There are few statements in the Christian ghetto which I despise as much as, “the moment you think you are humble, you are not.” How is this helpful? It is the same as saying, “the moment you think you are swimming is the moment you’ll drown and die a horrible death after which nobody will mourn your passing, tough luck.”
What I think this statement about humility signifies is just how little we have made use of the fact that we belong to each other. The benefit and the genius of living together is that it is never I that says whether I am humble or not but those to whom I belong; it is not even up to me to be wrong! It is to those who I am building relationship with that the job of seeing me as I am is given, not to myself, for my self-definition means nothing on its own.
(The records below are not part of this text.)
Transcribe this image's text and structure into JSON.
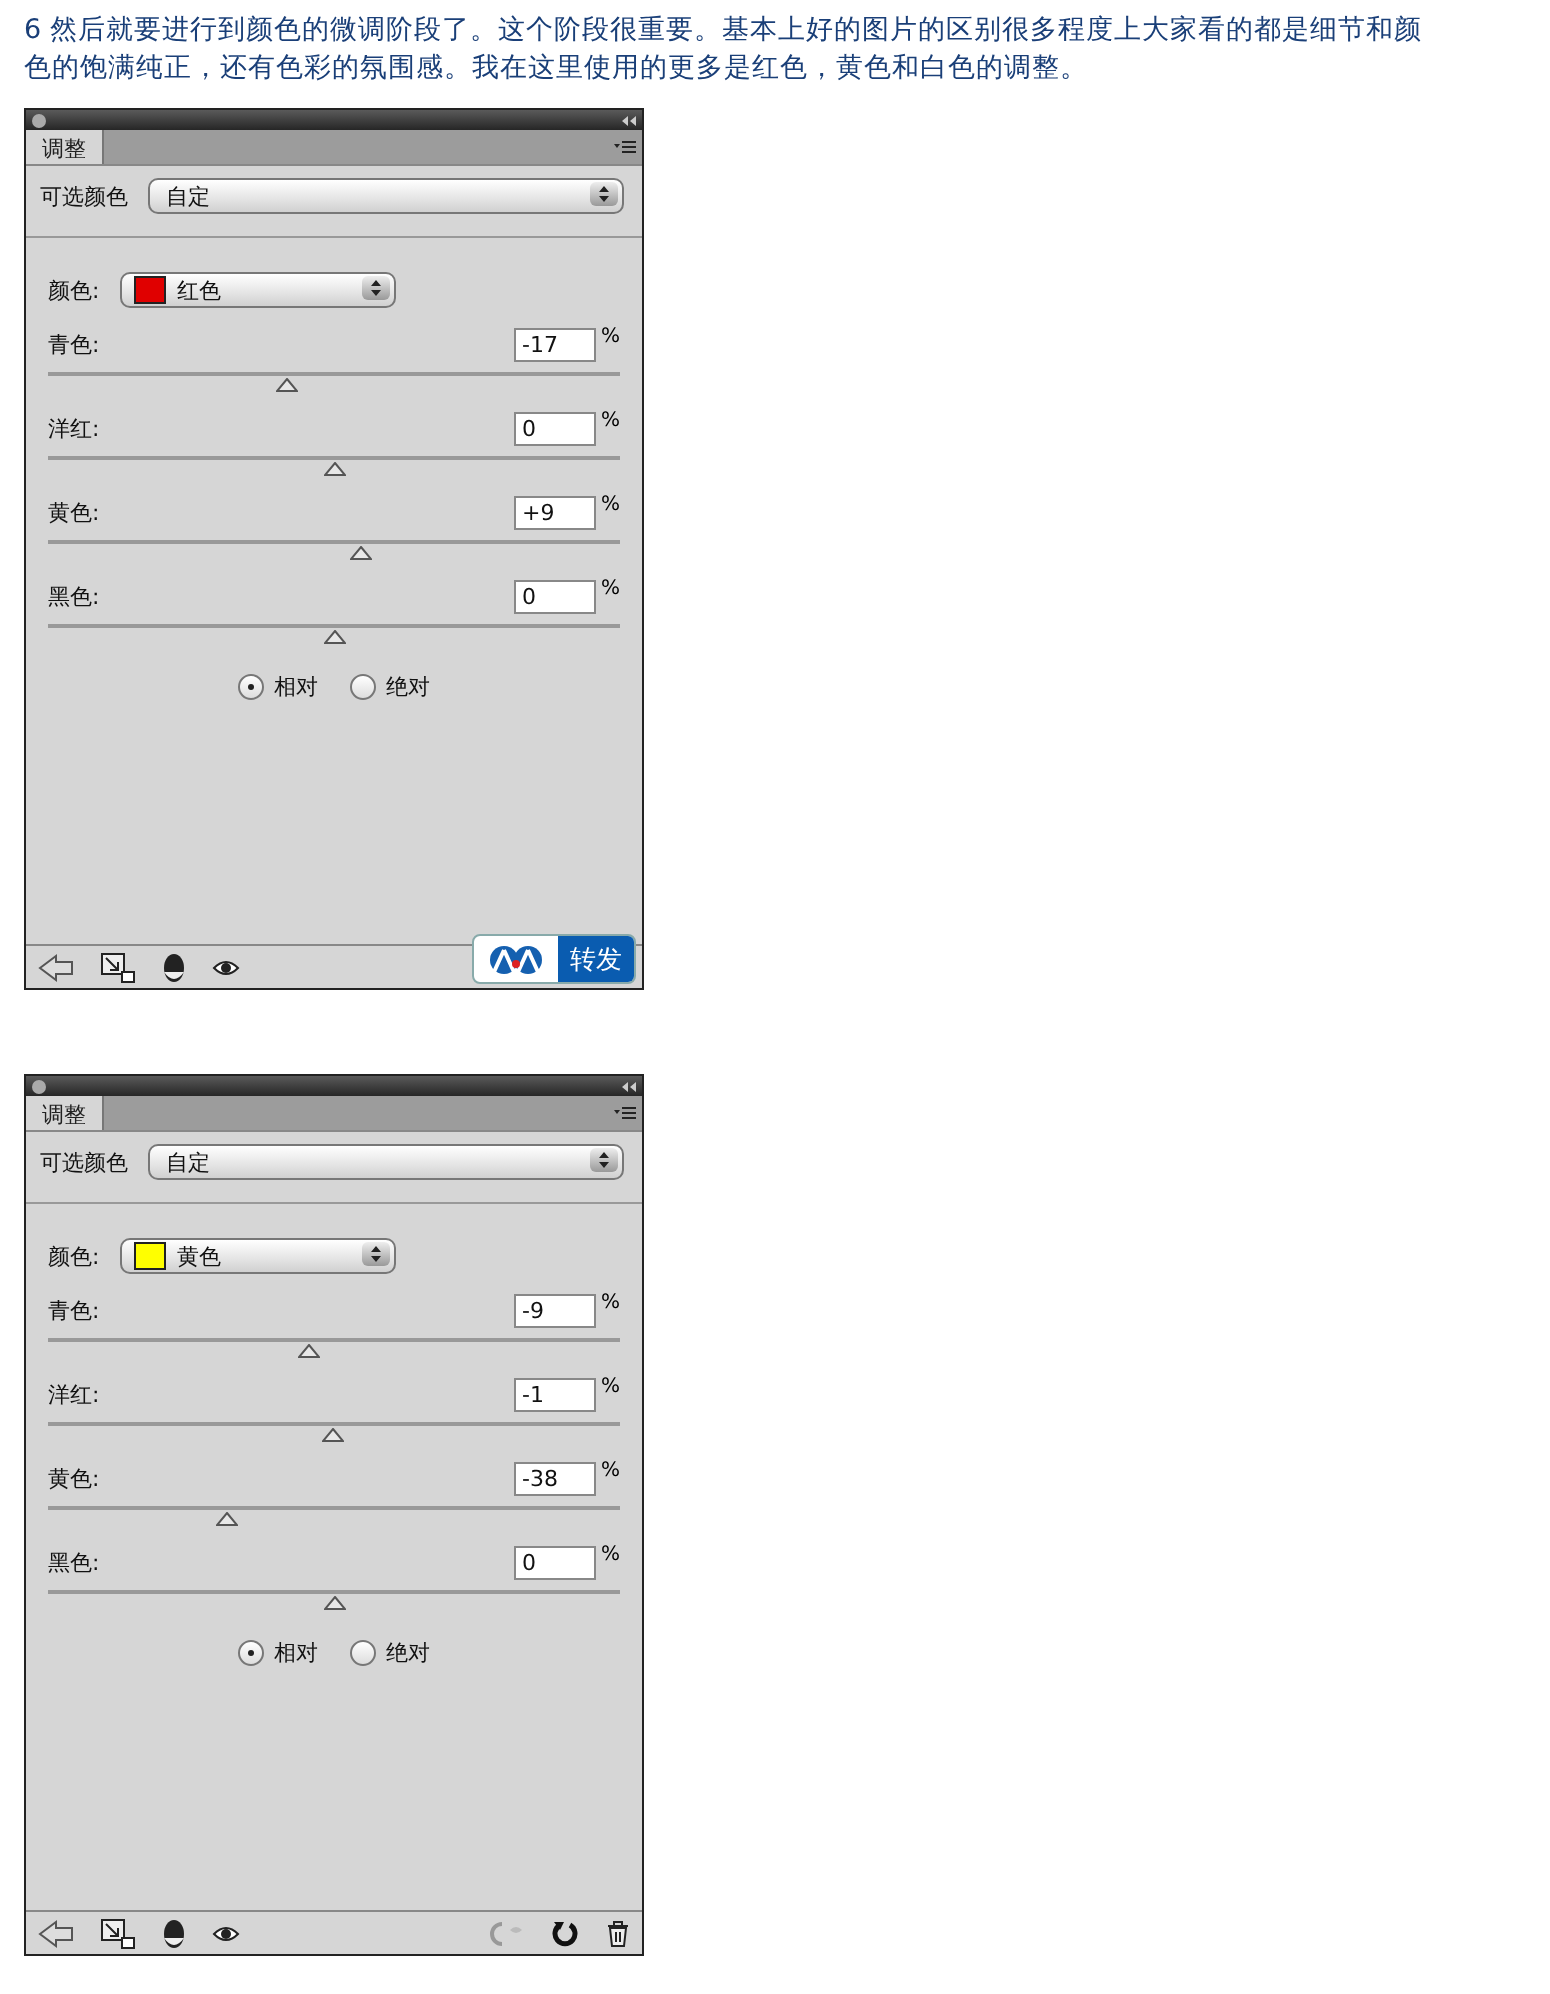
{
  "intro": "6 然后就要进行到颜色的微调阶段了。这个阶段很重要。基本上好的图片的区别很多程度上大家看的都是细节和颜色的饱满纯正，还有色彩的氛围感。我在这里使用的更多是红色，黄色和白色的调整。",
  "panels": [
    {
      "tab": {
        "label": "调整",
        "selected": true
      },
      "preset_label": "可选颜色",
      "preset_value": "自定",
      "color_label": "颜色:",
      "color": {
        "label": "红色",
        "color": "#e00000"
      },
      "sliders": [
        {
          "label": "青色:",
          "value": "-17",
          "unit": "%",
          "level": 0.415
        },
        {
          "label": "洋红:",
          "value": "0",
          "unit": "%",
          "level": 0.5
        },
        {
          "label": "黄色:",
          "value": "+9",
          "unit": "%",
          "level": 0.545
        },
        {
          "label": "黑色:",
          "value": "0",
          "unit": "%",
          "level": 0.5
        }
      ],
      "method": [
        {
          "label": "相对",
          "selected": true
        },
        {
          "label": "绝对",
          "selected": false
        }
      ],
      "share_button": {
        "label": "转发"
      }
    },
    {
      "tab": {
        "label": "调整",
        "selected": true
      },
      "preset_label": "可选颜色",
      "preset_value": "自定",
      "color_label": "颜色:",
      "color": {
        "label": "黄色",
        "color": "#ffff00"
      },
      "sliders": [
        {
          "label": "青色:",
          "value": "-9",
          "unit": "%",
          "level": 0.455
        },
        {
          "label": "洋红:",
          "value": "-1",
          "unit": "%",
          "level": 0.495
        },
        {
          "label": "黄色:",
          "value": "-38",
          "unit": "%",
          "level": 0.31
        },
        {
          "label": "黑色:",
          "value": "0",
          "unit": "%",
          "level": 0.5
        }
      ],
      "method": [
        {
          "label": "相对",
          "selected": true
        },
        {
          "label": "绝对",
          "selected": false
        }
      ]
    }
  ]
}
I think this is illustrated nicely by a story I heard from Stanley Hauerwas about a street preacher who rolls into a Mennonite town and asks the first person he sees, “s’cuse me brother, are you saved?” In response, the Mennonite farmer scratches his head for awhile, obviously deep in thought, and then responds by writing 10 names on a piece of paper and then handing it to the street preacher. “Here,” he said, “this is a list of some people I know in town here, some who like me, some who don’t. Ask them; if they say I’m saved, I probably am.”
What this story shows is that our knowledge of ourselves as “Christian” is severely limited; to hope ourselves saved is to trust, not only in Christ, but in the community taught by Christ to tell the truth. We not only need those who would encourage us but also those who would challenge our conception of ourselves. Humility is not a private practice spent in the secret recesses of our prayer closets. It is a virtue we learn by imitating the kind of life Jesus led and living within the forming power of his community, the Church.
So when someone who knows you says, “you acted very humble just then.” Say to them, “Great!” Don’t worry, you’re not sinning, you are hoping.